Chinese tennis star and former Wimbledon and French Open doubles champion Peng Shuai has disappeared after being censored by China for making sexual allegations against a powerful politician. On Sunday, the Women's Tennis Association (WTA) called on Sunday for Peng's claims to be "investigated fully, fairly, transparently and without censorship."
However, what is more worrying now is that Peng's whereabouts are not known and she hasn't been heard of since making the allegations of sexual assault against the former political leader. On Sunday, current and former players took to social media to express fear for Peng's the safety but the Chinese government so far has maintained silence.
Peng, 35, one of China's most recognizable tennis stars, accused former Vice Premier Zhang Gaoli of forcing her to have sex at his home three years ago, according to screenshots of a since-deleted social media post dated November 2. She also alleged that Gaoli, who became a member of the Politburo Standing Committee, later had an on-off consensual relationship with her.
Peng made the allegations on Weibo but deleted them within 30 minutes saying that she could provide no evidence to back her allegations.
What's more shocking is that Peng has not been seen in public since the accusation and her whereabouts are unknown. Her Weibo account, which has more than half a million followers, is still blocked from searchers on the platform after the Chinese government censored her for making the damaging allegations.
In the post, Peng wrote that Gaoli, now 75, and his wife arranged to play tennis in Beijing about three years ago and that he later brought her into a room at his home where the assault occurred. "I was so frightened that afternoon, never thinking that this thing could happen," the post read.
Life in Danger
Gaoli retired in 2018 and hasn't been seen much in public life, as is usual with former Chinese officials. Peng's allegation at the same time once again adds fodder to overseas reports of affairs between younger women and leading Chinese officials, including the founder of the People's Republic, Mao Zedong.
Meanwhile, the WTA on Sunday urged the Chinese government to break its silence on Peng's disappearance and to investigate allegations of sexual assault made by her against Gaoli, insisting the former top-ranked doubles player should be "heard, not censored."
In a statement, WTA Chairman and CEO Steve Simon said Peng's accusations were of "deep concern" adding the allegations must be investigated "fully, fairly, transparently and without censorship."
"Peng Shuai, and all women, deserve to be heard, not censored," Simon said. "Her accusation about the conduct of a former Chinese leader involving a sexual assault must be treated with the utmost seriousness."

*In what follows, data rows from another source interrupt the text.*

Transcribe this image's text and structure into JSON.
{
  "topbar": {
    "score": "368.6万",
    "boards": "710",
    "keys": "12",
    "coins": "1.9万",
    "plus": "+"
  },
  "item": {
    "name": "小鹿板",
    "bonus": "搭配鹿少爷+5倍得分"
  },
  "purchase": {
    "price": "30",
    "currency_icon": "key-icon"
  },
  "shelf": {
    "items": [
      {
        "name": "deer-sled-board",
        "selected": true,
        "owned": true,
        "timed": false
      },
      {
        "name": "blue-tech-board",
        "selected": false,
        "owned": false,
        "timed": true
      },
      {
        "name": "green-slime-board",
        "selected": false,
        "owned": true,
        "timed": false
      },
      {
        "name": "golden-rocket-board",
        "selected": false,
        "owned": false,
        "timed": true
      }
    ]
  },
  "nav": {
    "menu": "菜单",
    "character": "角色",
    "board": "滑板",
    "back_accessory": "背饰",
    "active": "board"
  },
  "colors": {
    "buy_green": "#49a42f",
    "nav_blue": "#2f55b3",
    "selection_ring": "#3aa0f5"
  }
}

Former and current tennis players too have showed their concern about Peng's disappearance. Former top ranking Czech American tennis player Martina Navratilova said she supported the WTA's call for an investigation. "A very strong stance by the WTA â and the correct stance," she wrote on Twitter.
The Chinese Communist Party has increasingly cracked down on civil society, including the #MeToo movement that has struggled to gain traction in the country. The China Tennis Association is also yet to comment on the allegations.
China's internet is heavily censored and the private lives of top leaders are an especially sensitive subject. It is the first time that such charges have been made against a senior politician there, and the married Zhang is yet to respond.